Data records for software interfaces:
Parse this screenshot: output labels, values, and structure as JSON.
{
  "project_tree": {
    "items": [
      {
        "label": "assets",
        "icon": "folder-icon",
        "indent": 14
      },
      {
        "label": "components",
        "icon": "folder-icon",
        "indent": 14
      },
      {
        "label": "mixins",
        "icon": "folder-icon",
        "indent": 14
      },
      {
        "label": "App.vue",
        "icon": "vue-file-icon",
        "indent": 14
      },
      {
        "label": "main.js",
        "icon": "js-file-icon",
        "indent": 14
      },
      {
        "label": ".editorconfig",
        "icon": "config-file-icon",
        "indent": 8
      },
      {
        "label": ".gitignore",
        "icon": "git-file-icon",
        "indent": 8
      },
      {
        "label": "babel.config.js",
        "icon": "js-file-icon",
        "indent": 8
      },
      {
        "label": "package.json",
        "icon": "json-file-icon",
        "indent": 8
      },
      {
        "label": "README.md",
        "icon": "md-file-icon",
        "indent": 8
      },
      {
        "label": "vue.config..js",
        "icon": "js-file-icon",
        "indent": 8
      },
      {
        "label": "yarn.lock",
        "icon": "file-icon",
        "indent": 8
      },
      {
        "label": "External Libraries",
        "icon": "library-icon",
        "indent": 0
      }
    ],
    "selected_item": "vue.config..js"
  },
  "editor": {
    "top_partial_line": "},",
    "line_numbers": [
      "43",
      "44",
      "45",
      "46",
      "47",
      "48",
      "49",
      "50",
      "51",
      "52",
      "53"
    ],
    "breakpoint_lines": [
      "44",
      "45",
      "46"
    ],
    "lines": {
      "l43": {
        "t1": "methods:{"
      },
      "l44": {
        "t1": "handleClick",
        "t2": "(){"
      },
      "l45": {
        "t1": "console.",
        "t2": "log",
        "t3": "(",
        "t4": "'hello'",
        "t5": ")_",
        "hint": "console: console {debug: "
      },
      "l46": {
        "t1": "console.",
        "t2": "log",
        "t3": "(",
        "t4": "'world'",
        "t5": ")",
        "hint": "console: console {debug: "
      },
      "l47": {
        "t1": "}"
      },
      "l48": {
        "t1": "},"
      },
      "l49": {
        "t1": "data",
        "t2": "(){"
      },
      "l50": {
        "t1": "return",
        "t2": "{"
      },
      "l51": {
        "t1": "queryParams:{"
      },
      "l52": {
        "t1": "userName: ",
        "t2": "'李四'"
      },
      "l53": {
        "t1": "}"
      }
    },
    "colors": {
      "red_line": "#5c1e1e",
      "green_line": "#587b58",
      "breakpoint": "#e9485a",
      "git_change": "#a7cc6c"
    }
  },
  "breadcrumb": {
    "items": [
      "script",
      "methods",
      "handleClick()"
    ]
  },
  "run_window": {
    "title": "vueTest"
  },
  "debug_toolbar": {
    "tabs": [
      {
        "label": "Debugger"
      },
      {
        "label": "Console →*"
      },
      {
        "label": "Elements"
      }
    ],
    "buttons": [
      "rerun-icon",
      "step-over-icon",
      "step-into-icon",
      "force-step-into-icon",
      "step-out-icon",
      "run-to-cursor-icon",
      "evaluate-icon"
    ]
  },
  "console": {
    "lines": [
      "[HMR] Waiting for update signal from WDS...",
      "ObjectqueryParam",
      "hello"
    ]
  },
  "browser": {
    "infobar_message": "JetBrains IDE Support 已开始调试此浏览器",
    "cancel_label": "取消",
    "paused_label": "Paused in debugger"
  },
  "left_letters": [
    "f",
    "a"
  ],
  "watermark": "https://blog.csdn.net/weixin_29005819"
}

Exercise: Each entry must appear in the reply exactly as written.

Exercise response:
Parse this screenshot: output labels, values, and structure as JSON.
{
  "project_tree": {
    "items": [
      {
        "label": "assets",
        "icon": "folder-icon",
        "indent": 14
      },
      {
        "label": "components",
        "icon": "folder-icon",
        "indent": 14
      },
      {
        "label": "mixins",
        "icon": "folder-icon",
        "indent": 14
      },
      {
        "label": "App.vue",
        "icon": "vue-file-icon",
        "indent": 14
      },
      {
        "label": "main.js",
        "icon": "js-file-icon",
        "indent": 14
      },
      {
        "label": ".editorconfig",
        "icon": "config-file-icon",
        "indent": 8
      },
      {
        "label": ".gitignore",
        "icon": "git-file-icon",
        "indent": 8
      },
      {
        "label": "babel.config.js",
        "icon": "js-file-icon",
        "indent": 8
      },
      {
        "label": "package.json",
        "icon": "json-file-icon",
        "indent": 8
      },
      {
        "label": "README.md",
        "icon": "md-file-icon",
        "indent": 8
      },
      {
        "label": "vue.config..js",
        "icon": "js-file-icon",
        "indent": 8
      },
      {
        "label": "yarn.lock",
        "icon": "file-icon",
        "indent": 8
      },
      {
        "label": "External Libraries",
        "icon": "library-icon",
        "indent": 0
      }
    ],
    "selected_item": "vue.config..js"
  },
  "editor": {
    "top_partial_line": "},",
    "line_numbers": [
      "43",
      "44",
      "45",
      "46",
      "47",
      "48",
      "49",
      "50",
      "51",
      "52",
      "53"
    ],
    "breakpoint_lines": [
      "44",
      "45",
      "46"
    ],
    "lines": {
      "l43": {
        "t1": "methods:{"
      },
      "l44": {
        "t1": "handleClick",
        "t2": "(){"
      },
      "l45": {
        "t1": "console.",
        "t2": "log",
        "t3": "(",
        "t4": "'hello'",
        "t5": ")_",
        "hint": "console: console {debug: "
      },
      "l46": {
        "t1": "console.",
        "t2": "log",
        "t3": "(",
        "t4": "'world'",
        "t5": ")",
        "hint": "console: console {debug: "
      },
      "l47": {
        "t1": "}"
      },
      "l48": {
        "t1": "},"
      },
      "l49": {
        "t1": "data",
        "t2": "(){"
      },
      "l50": {
        "t1": "return",
        "t2": "{"
      },
      "l51": {
        "t1": "queryParams:{"
      },
      "l52": {
        "t1": "userName: ",
        "t2": "'李四'"
      },
      "l53": {
        "t1": "}"
      }
    },
    "colors": {
      "red_line": "#5c1e1e",
      "green_line": "#587b58",
      "breakpoint": "#e9485a",
      "git_change": "#a7cc6c"
    }
  },
  "breadcrumb": {
    "items": [
      "script",
      "methods",
      "handleClick()"
    ]
  },
  "run_window": {
    "title": "vueTest"
  },
  "debug_toolbar": {
    "tabs": [
      {
        "label": "Debugger"
      },
      {
        "label": "Console →*"
      },
      {
        "label": "Elements"
      }
    ],
    "buttons": [
      "rerun-icon",
      "step-over-icon",
      "step-into-icon",
      "force-step-into-icon",
      "step-out-icon",
      "run-to-cursor-icon",
      "evaluate-icon"
    ]
  },
  "console": {
    "lines": [
      "[HMR] Waiting for update signal from WDS...",
      "ObjectqueryParam",
      "hello"
    ]
  },
  "browser": {
    "infobar_message": "JetBrains IDE Support 已开始调试此浏览器",
    "cancel_label": "取消",
    "paused_label": "Paused in debugger"
  },
  "left_letters": [
    "f",
    "a"
  ],
  "watermark": "https://blog.csdn.net/weixin_29005819"
}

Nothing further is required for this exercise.